Fortified with youth, talent and uncommon depth, the U.S. men’s gymnastics team could have its most successful showing ever at a fully-attended Summer Games.
With that tantalizing possibility as our backdrop, let’s take a look at the men slated to represent Team USA this summer.
Jonathan Horton (26, Houston, TX)
Horton is the only American gymnast—male of female—with prior Olympic experience. With two more medals, Horton would tie Mitch Gaylord as the most decorated American male gymnast of the modern era (excludes 1904 Games).
Jake Dalton (20, Norman, OK)
Dalton leads the way on vault and floor exercise.
Danell Leyva (20, Homestead, FL)
America’s best all-arounder is also a threat to win individual medals on parallel bars and high bar.
Sam Mikulak (19, Ann Arbor, MI)
Mikulak looked like the breakout star of U.S. Trials before re-aggravating his troublesome left ankle. If healthy, he’s a major player on vault, pommel horse and, potentially, in the all-around.
John Orozco (19, Colorado Springs, CO)
Though he doesn’t wow on any one apparatus, the Bronx native is a solid all-arounder who may well hold the keys to USA’s medal hopes in the team competition.
Chris Brooks (25, Houston, TX)
Steven Legendre (23, Norman, OK)
Alex Naddour (21, Glibert, AZ)
Danell Leyva: Levya has the best individual medal prospects of any American gymnast in London. He’s a contender to medal in the all-around and could challenge for gold in the parallel bars and high bars. On the latter apparatus, Leyva’s penchant for risk-taking gives his routine the feel of a high-wire circus act. Win or lose, the Cuban-born daredevil makes for fantastic television.
John Orozco: The team’s youngest member finished fifth at 2011 Worlds in the all-around, surprising more than a few observers with his consistency and maturity. Nicknamed “Silent Ninja” for his smooth movements and the stealth efficiency with which he racks up points, Orozco could enter the individual all-around medal picture if gymnasts in front of him stumble.

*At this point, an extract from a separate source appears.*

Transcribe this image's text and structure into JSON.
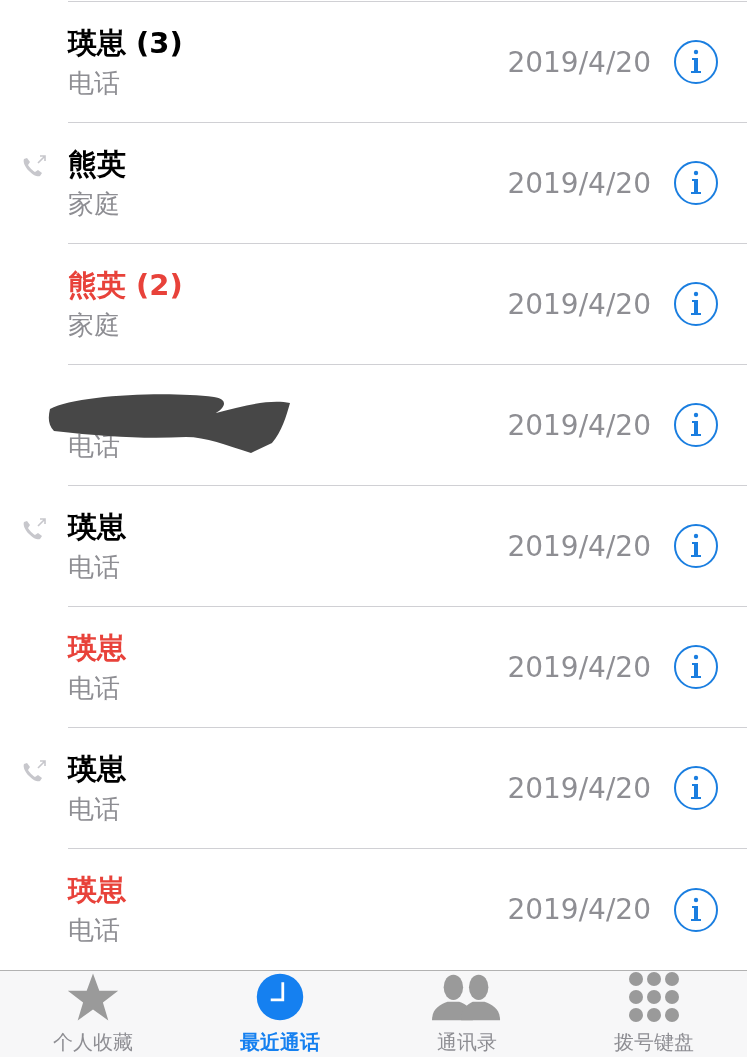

Jonathan Horton: You can never count out the veteran, and Horton is still Team USA’s best threat on rings. An individual medal is unlikely, but Horton has the kind of trophy case that says, "Don't doubt me."
China: The defending Olympic and world champions are favored to win a second consecutive gold, though not with as much ease as they did four years ago. Without a master all-arounder to lead them, Team China will rely on its depth. The Chinese have elite performers on high bar (Zou Kai and Zhang Chenglong), rings (Chen Yibing) and floor exercise (Zou Kai).
Japan: Led by Kohei Uchimura, an overwhelming favorite in the individual all-around, Japan has the best chance of unseating China as Olympic champion. Though the Japanese don’t have as many individual apparatus contenders as the Chinese, Uchimura is like a one-man band-aid for the team's lack of specialists.
Russia: Don’t be surprised if the battle for a team bronze comes down to Russia and Team USA. The Russians are led by David Belyvasky, their best all-arounder, and three-event threat Denis Ablyazin. Of note: The loss of Olympic veteran Anton Golotsutskov to a herniated disc could hurt Team Russia on vault.
Great Britain: While the Brits don’t have much in the way of gymnastics pedigree, it seems the program may be cresting just in time for a home Olympics breakthrough. Beijing pommel horse bronze medalist Louis Smith—the first Brit to win an individual gymnastics medal since 1908—is back for a second run and will be joined by all-around medal threat Daniel Purvis.
— Danell Leyva’s step father and coach, Yin Alvarez, tends to get a little bit excited when his son performs (video note: Alvarez is the guy in the red shirt).
— Jonathan Horton, like many gymnasts, uses honey to aid his grip. Unlike other gymnasts, Horton snacks on said honey during practice to regulate his blood sugar.
— Born in Cuba, Danell Leyva defected to Peru, Venezuela and then South Florida, all while he was still in diapers. His mother and stepfather were both members of the Cuban national gymnastics team.
— At least the oft-injured Sam Mikulak doesn’t need to go far for a professional consultation. His father, Stephen, is an orthopedic surgeon.
Medals Won: 62 (22 gold, 21 silver, 19 bronze)
Interesting Fact: All but eight of the 119 gymnasts at the 1904 St. Louis Olympics represented America.
Most recent Olympic title in…
Team Competition: 1984
Individual All-Around: 2004 (Paul Hamm)
Floor Exercise: None (bronze for Peter Kormann in 1976)
High Bar: 1992 (Trent Dimas)
Parallel Bars: 1984 (Bart Conner)
Pommel Horse: 1984 (Peter Vidmar)
Rings: 1932 (George Gulack)
Vault: 1924 (Frank Kriz)